Tales of wisdom and inspiration from Tolon- Daboagshee in Northern Ghana
Regional Advisory Information and Network Systems (RAINS), an implementing partner of ABN, works with Daboagshee community in Northern Ghana to revive traditional practices for biodiversity protection and community resilience. Using community-led approaches like historical dialogue, transect walks, storytelling, and recognizing the spiritual significance of Sacred Natural Sites (SNS), RAINS supports the community in preserving the collective rights of people and nature. Mohammed Kamel Damma, a Programme Officer at RAINS, reveals how they work with the community of Tolon- Daboagshee to protect community lands and cultural heritage amidst growing threats from economic development.
Sacred Natural Sites (SNS) and Territories hold immense cultural and ecological value for indigenous and traditional communities, but face threats from economic and developmental pressures that erode biodiversity and customary governance systems. In Northern Ghana, changes in traditional land administration challenge the role of promoting community well-being and togetherness, a trend in most parts of Africa. This departure from customs makes it difficult to separate cultural identity, social relations, livelihoods, and traditional environmental knowledge from land use and biodiversity protection in many communities.
To strengthen indigenous land and ecological governance systems and preserve the collective rights of people and nature, RAINS actively engages with Daboagshee community. Custodians of SNS in Daboagshee have a long-standing tradition of preserving culturally significant land and forests. However, over time, this knowledge has weakened, resulting in a gap between the elderly and the youth, limiting opportunities for intergenerational knowledge sharing.

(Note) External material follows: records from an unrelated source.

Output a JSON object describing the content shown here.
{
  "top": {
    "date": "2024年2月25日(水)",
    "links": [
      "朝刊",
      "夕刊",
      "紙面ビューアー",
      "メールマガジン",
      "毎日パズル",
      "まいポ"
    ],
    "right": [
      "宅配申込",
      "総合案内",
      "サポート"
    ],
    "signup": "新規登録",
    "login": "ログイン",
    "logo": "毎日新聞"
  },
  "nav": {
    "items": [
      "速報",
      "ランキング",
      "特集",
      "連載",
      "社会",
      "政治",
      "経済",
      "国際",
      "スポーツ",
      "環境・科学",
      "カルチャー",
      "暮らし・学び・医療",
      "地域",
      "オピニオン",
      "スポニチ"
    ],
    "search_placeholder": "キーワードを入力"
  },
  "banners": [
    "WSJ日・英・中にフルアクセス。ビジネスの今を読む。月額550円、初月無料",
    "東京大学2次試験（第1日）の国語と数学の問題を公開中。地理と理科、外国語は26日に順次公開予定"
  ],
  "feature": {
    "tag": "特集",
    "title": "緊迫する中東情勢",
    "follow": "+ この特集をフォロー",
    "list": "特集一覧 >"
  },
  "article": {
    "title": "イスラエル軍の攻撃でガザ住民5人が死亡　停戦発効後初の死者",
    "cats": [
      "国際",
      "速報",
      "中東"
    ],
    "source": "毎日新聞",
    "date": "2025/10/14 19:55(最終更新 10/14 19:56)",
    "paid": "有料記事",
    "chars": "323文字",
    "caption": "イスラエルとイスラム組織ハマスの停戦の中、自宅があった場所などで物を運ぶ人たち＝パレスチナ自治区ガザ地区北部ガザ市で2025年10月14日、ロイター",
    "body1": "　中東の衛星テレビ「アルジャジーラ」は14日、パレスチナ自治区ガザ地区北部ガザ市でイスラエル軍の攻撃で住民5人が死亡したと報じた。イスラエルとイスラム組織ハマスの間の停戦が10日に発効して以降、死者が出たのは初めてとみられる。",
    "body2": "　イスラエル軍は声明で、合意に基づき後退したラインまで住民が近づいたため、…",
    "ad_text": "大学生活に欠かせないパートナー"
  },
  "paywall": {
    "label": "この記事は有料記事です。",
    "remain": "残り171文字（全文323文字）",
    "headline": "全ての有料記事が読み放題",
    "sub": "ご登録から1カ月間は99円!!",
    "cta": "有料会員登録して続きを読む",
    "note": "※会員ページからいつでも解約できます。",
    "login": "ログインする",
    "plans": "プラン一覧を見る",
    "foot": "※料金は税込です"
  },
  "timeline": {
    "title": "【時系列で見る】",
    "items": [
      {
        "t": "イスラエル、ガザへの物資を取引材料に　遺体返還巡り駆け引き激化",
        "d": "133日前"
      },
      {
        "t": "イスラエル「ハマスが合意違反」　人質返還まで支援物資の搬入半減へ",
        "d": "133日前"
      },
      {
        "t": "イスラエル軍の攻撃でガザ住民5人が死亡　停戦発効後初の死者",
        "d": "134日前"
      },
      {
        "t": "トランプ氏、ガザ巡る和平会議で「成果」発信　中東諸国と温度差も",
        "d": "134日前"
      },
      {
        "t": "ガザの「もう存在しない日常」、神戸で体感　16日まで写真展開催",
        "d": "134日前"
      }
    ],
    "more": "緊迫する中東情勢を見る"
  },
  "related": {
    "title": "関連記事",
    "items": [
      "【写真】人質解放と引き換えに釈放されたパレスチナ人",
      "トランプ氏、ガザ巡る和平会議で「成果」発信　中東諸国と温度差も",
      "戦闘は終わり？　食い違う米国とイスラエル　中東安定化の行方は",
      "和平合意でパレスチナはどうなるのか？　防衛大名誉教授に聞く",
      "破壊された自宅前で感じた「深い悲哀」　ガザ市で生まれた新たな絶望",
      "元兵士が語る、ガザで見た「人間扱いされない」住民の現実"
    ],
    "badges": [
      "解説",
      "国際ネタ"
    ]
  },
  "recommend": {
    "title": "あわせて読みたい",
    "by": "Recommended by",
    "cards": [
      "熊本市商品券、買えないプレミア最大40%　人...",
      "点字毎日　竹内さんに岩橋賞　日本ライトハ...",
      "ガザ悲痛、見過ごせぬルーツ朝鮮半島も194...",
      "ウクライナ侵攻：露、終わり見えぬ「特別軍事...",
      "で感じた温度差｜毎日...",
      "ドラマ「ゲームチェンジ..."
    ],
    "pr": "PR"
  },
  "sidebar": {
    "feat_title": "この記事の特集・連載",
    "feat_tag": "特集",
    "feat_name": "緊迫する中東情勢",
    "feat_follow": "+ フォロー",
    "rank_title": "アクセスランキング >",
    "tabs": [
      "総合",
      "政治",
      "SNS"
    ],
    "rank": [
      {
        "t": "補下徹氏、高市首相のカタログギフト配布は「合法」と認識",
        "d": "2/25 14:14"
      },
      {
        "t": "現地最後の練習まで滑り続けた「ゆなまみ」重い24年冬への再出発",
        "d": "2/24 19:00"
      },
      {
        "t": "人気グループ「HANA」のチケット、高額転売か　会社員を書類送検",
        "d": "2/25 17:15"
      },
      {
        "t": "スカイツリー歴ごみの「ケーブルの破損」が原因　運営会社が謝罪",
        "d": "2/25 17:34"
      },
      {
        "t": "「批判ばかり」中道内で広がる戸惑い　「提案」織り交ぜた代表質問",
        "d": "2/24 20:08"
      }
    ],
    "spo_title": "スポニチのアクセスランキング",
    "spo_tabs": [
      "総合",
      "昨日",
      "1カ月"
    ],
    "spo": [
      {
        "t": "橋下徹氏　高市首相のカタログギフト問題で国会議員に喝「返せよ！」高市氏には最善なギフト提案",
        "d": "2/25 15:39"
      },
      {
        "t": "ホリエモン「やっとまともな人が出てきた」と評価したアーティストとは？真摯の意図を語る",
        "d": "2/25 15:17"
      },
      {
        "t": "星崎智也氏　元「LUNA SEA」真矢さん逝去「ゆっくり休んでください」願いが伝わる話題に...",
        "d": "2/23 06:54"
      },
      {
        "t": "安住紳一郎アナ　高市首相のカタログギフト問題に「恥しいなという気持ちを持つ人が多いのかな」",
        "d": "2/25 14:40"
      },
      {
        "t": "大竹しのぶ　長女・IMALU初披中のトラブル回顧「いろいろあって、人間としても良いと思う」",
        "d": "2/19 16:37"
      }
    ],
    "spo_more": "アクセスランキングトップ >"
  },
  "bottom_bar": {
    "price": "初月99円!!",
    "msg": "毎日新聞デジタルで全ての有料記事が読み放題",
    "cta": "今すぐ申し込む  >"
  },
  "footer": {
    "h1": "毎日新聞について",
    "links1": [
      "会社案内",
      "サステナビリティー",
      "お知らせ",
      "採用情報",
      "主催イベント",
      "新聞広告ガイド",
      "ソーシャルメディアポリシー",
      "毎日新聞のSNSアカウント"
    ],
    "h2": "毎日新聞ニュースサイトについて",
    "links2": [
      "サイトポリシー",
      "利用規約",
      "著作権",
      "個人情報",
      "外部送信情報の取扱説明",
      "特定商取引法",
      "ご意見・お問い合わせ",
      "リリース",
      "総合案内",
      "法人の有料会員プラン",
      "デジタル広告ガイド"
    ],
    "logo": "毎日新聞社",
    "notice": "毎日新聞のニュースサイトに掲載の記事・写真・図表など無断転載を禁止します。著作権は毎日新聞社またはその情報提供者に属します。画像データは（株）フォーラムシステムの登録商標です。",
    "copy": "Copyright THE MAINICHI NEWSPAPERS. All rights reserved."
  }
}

Community-led approaches for biodiversity conservation and community resilience
RAINS’ efforts to reverse this situation and build community resilience are based on community-led approaches, involving the entire community hierarchy. Recognition of RAINS as a facilitator of biodiversity conservation has been crucial in gaining trust. To do this, RAINS used the following approaches:
Community Elders led a session on the community’s history and values, attended by youth, women, and elders. The dialogue facilitated knowledge-sharing on the community’s name, culture, festivals, religion, and more. The origin story is based on principles of nature’s rights, biodiversity conservation, and land governance. This dialogue helped the community reconnect with their heritage and understand the importance of protecting their lands and resources.
Community Elders, acting as key informants, led groups including youth, women, and men in various directions from the community. These transect walks were conducted to observe and question community features to gather information. The outcome was a community map highlighting significant areas, including Sacred Natural Sites. This exercise helped the community understand their landscape and the importance of protecting specific areas for their spiritual and ecological significance.
A storytelling evening was organized at the chief’s palace, where community elders, women, youth, and children gathered to listen to tales of wisdom and inspiration. “I am so happy to have you in my community. This day is unique in my life. It is a historic day in our community. I am honoured. With your visit my people will further appreciate our effort in conserving biodiversity through cultural norms and taboos,” stated Community Chief of Daboagshee.
Storytellers used traditional gestures and expressions to bring stories to life, captivating the audience with vivid descriptions and animated performances. The tales ranged from quests for magical treasures to battles against injustice, evoking laughter, tears, and introspection. “Humans are influenced by two interconnected factors – the environment and culture. It is crucial to protect ecological systems, but in some parts of Dagbon in Ghana, ancestral land, culture, ecology, and land governance system are lagging behind. However, Tolon traditional area stands out for upholding collective rights, nature rights, and a land administration system that prioritizes non-commercialization of land, supporting livelihood through agriculture, herbs, biomass, and heat absorption,” observed Adam Abubakari, while at the event.
Children were entranced, youth found guidance, women celebrated their heritage, and elders shared profound lessons. “The living and the dead share a strong and direct connection in our community,” explained Chief Priest of Daboagshee. “They are with us in laughter and grief, and we value each other. Through traditional sacrifices and ceremonies, we communicate and coexist successfully. They arrived before us, carrying knowledge and blessings that we strive to obtain. As the Chief Priest of Daboagshee, I hold reverence for this relationship.” The chief expressed gratitude for the power of storytelling in preserving community heritage and fostering connection. The evening ended with songs and dances, and so the tradition will continue to be cherished and passed down for generations, keeping the art of storytelling alive in the community. Memories of the stories will inspire actions and shape decisions, strengthening the bonds of shared history and culture.